Struggling Sabre Tyler Ennis out with upper-body injury

Tyler Ennis, James Wisniewski
Leave a comment

Tyler Ennis can probably relate with the Buffalo Sabres’ opponent on Wednesday, as he’s struggling almost as much as the Nashville Predators.

Perhaps some of that has to do with health?

Whether that’s the case or not, Ennis is out for the Sabres tonight, as the team announced that he’s dealing with an upper-body injury.

The Buffalo News discussed Ennis’ struggles in this article.

“I’d say he’s pressing too much. You can’t make those plays in every situation and in every point you touch the puck,” Dan Bylsma said to the Buffalo News. “ … He’s just got to simplify his game. He is a special player who can make those plays, but he can’t be trying to do it every time he touches the puck.”

He’ll need to wait a while to start getting things together, anyway.

WATCH LIVE: Wednesday Night Rivalry (Flyers-Islanders; Blackhawks-Sharks)

Ryan White, Matt Martin
Leave a comment

You can check out tonight’s Wednesday Night Rivalry doubleheader on NBCSN, and you can also stream them online.

Here are the handy links for the two contests.

First, the New York Islanders host the Philadelphia Flyers.


After that, the Chicago Blackhawks visit the San Jose Sharks.


Braun out with upper-body injury; Zubrus to make Sharks debut

1 Comment

The San Jose Sharks will be missing a top-4 defenseman tonight when they host the defending champs from Chicago.

Justin Braun has an upper-body injury. His status is considered day-to-day.

“Brauny has been one of our unsung heroes here through the first quarter of the season,” coach Peter DeBoer told CSN Bay Area. “He’s played some outstanding hockey. So, we’re going to miss him, but it’s a great opportunity for Mueller and Tennyson and one of these guys to establish themselves. It’s a great opportunity for us to reward Dillon for how well he’s played.”

Against the Blackhawks, Brenden Dillon will take Braun’s spot on the top pairing alongside Marc-Edouard Vlasic; Paul Martin and Brent Burns will stay together on the second pairing; and 20-year-old Mirco Mueller will skate with Matt Tennyson.

Mueller has played just four games for the Sharks this season.
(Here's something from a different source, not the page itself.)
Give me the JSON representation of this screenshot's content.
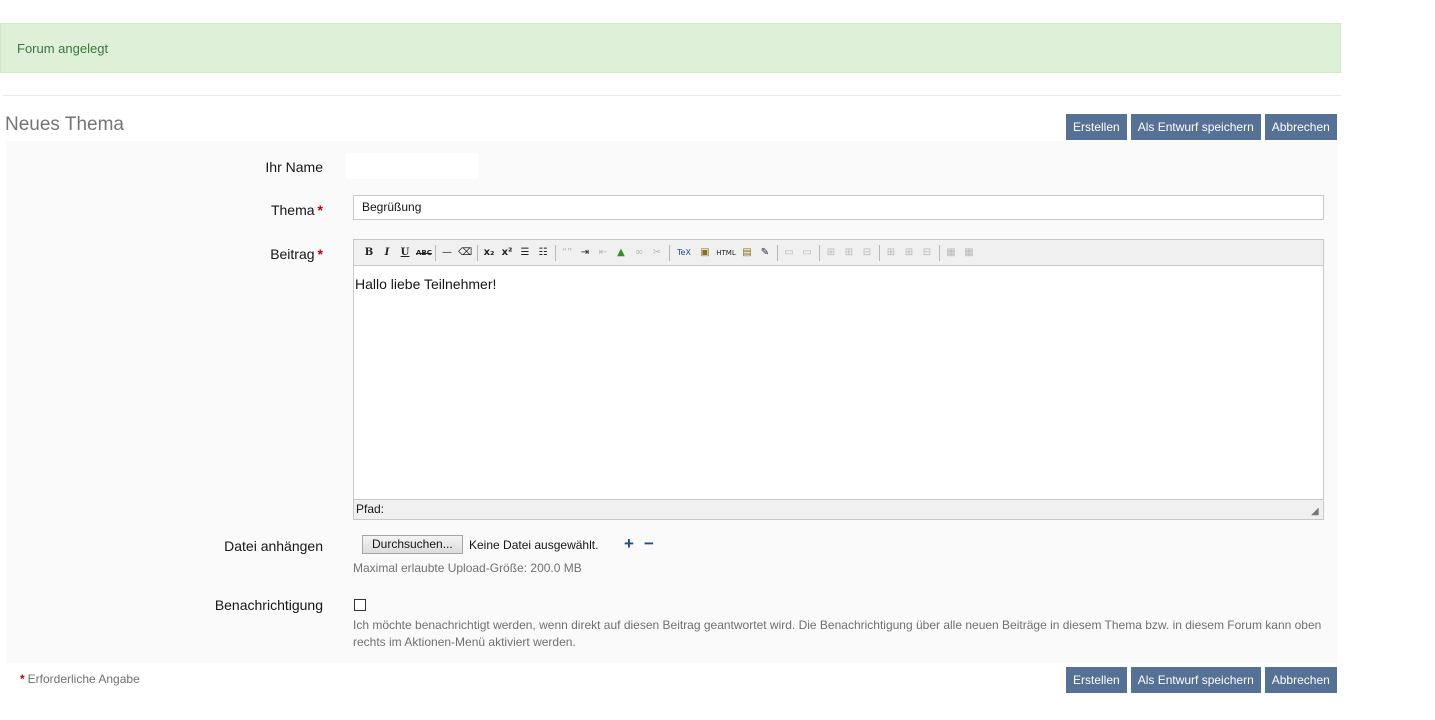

In his last game, Thursday in Philadelphia, he received only 9:13 of ice time.

Also tonight, new Shark forward Dainius Zubrus is expected to debut on the fourth line.
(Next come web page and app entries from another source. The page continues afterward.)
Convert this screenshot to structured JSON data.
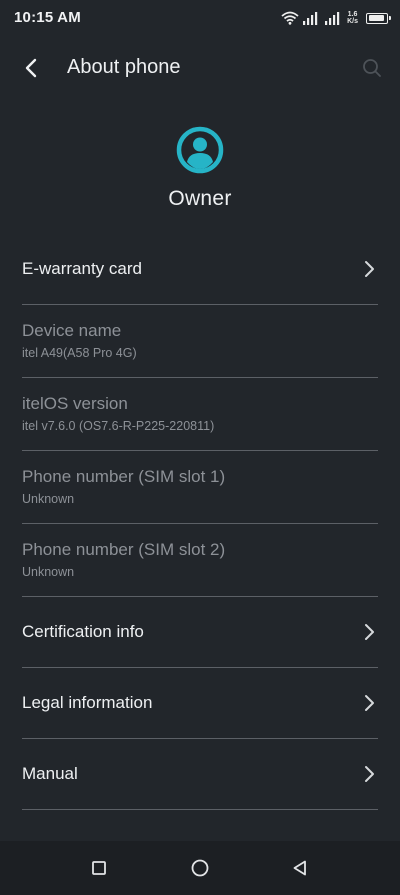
{
  "status_bar": {
    "time": "10:15 AM",
    "speed_value": "1.6",
    "speed_unit": "K/s",
    "icons": [
      "wifi-icon",
      "signal-icon",
      "signal-icon",
      "battery-icon"
    ],
    "battery_level": 0.9
  },
  "toolbar": {
    "title": "About phone",
    "back_icon": "chevron-left-icon",
    "search_icon": "search-icon"
  },
  "owner": {
    "name": "Owner",
    "icon": "account-circle-icon",
    "accent": "#26b4c7"
  },
  "items": [
    {
      "label": "E-warranty card",
      "type": "nav"
    },
    {
      "label": "Device name",
      "sub": "itel A49(A58 Pro 4G)",
      "type": "info"
    },
    {
      "label": "itelOS version",
      "sub": "itel v7.6.0 (OS7.6-R-P225-220811)",
      "type": "info"
    },
    {
      "label": "Phone number (SIM slot 1)",
      "sub": "Unknown",
      "type": "info"
    },
    {
      "label": "Phone number (SIM slot 2)",
      "sub": "Unknown",
      "type": "info"
    },
    {
      "label": "Certification info",
      "type": "nav"
    },
    {
      "label": "Legal information",
      "type": "nav"
    },
    {
      "label": "Manual",
      "type": "nav"
    }
  ],
  "navbar": {
    "icons": [
      "recents-square-icon",
      "home-circle-icon",
      "back-triangle-icon"
    ]
  }
}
Related: Sharks sign Zubrus, because DeBoer

Johansen calls trade rumblings ‘weird,’ says relationship with Torts is ‘great’

Ryan Johansen
Leave a comment
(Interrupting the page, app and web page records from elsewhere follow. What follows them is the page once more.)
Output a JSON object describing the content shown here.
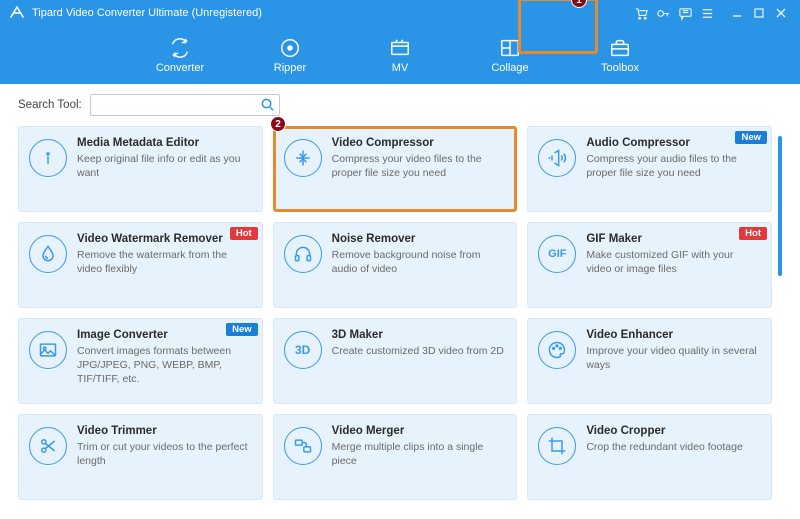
{
  "title": "Tipard Video Converter Ultimate (Unregistered)",
  "nav": {
    "converter": "Converter",
    "ripper": "Ripper",
    "mv": "MV",
    "collage": "Collage",
    "toolbox": "Toolbox"
  },
  "search": {
    "label": "Search Tool:",
    "value": ""
  },
  "badges": {
    "hot": "Hot",
    "new": "New"
  },
  "callouts": {
    "one": "1",
    "two": "2"
  },
  "tools": {
    "media_metadata": {
      "title": "Media Metadata Editor",
      "desc": "Keep original file info or edit as you want"
    },
    "video_compressor": {
      "title": "Video Compressor",
      "desc": "Compress your video files to the proper file size you need"
    },
    "audio_compressor": {
      "title": "Audio Compressor",
      "desc": "Compress your audio files to the proper file size you need"
    },
    "watermark_remover": {
      "title": "Video Watermark Remover",
      "desc": "Remove the watermark from the video flexibly"
    },
    "noise_remover": {
      "title": "Noise Remover",
      "desc": "Remove background noise from audio of video"
    },
    "gif_maker": {
      "title": "GIF Maker",
      "desc": "Make customized GIF with your video or image files"
    },
    "image_converter": {
      "title": "Image Converter",
      "desc": "Convert images formats between JPG/JPEG, PNG, WEBP, BMP, TIF/TIFF, etc."
    },
    "three_d_maker": {
      "title": "3D Maker",
      "desc": "Create customized 3D video from 2D"
    },
    "video_enhancer": {
      "title": "Video Enhancer",
      "desc": "Improve your video quality in several ways"
    },
    "video_trimmer": {
      "title": "Video Trimmer",
      "desc": "Trim or cut your videos to the perfect length"
    },
    "video_merger": {
      "title": "Video Merger",
      "desc": "Merge multiple clips into a single piece"
    },
    "video_cropper": {
      "title": "Video Cropper",
      "desc": "Crop the redundant video footage"
    }
  }
}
One day after reports surfaced of Ryan Johansen being at the center of trade talks, all parties involved from Columbus did what they’re supposed to do — downplay the situation.

You can read the denials in full over at the Dispatch, but here’s the gist:

— Johansen said the rumors were “weird” and that he’s “never seen it before.” He also said there were no issues between him and head coach John Tortorella, calling the relationship “great.”

— GM Jarmo Kekalainen wouldn’t address the report, nor would Johansen’s agent, Kurt Overhardt.

— Johansen added he hasn’t spoken to any of Columbus’ management about the trade rumblings.

So there’s that. What’s next?

At this stage of the game, it’s hard not to think about another Overhardt client, Kyle Turris.

Turris, you’ll recall, spent four (mostly) stormy years with the Coyotes before his trade out to Ottawa was orchestrated. Turris eventually told GM Don Maloney “this is not going to work out” with the club, and he was gone.

So, consider the similarities now:

— Turris was 22 at the time of the trade, with four years and 137 games under his belt.

— Johansen is 23, with five years and 291 games.

— Both had contentious contract holdouts with their respective clubs.

— Both are Overhardt guys.

— The Turris trade happened after the Coyotes went from Wayne Gretzky to Dave Tippett as head coach.

— Johansen is already on his third head coach (Scott Arniel, Todd Richards, Tortorella).

For now, these are all coincidences (or a forced narrative, depending what you think of the author).

And, of course, the one big — big — difference between the two is that, at the time of his trade, Turris wasn’t as good or established a player as Johansen currently is. Therefore, logic suggests any Johansen trade would be a lot more blockbuster-y and, therefore, probably more complex.

And as we know, complex deals aren’t easy to pull off.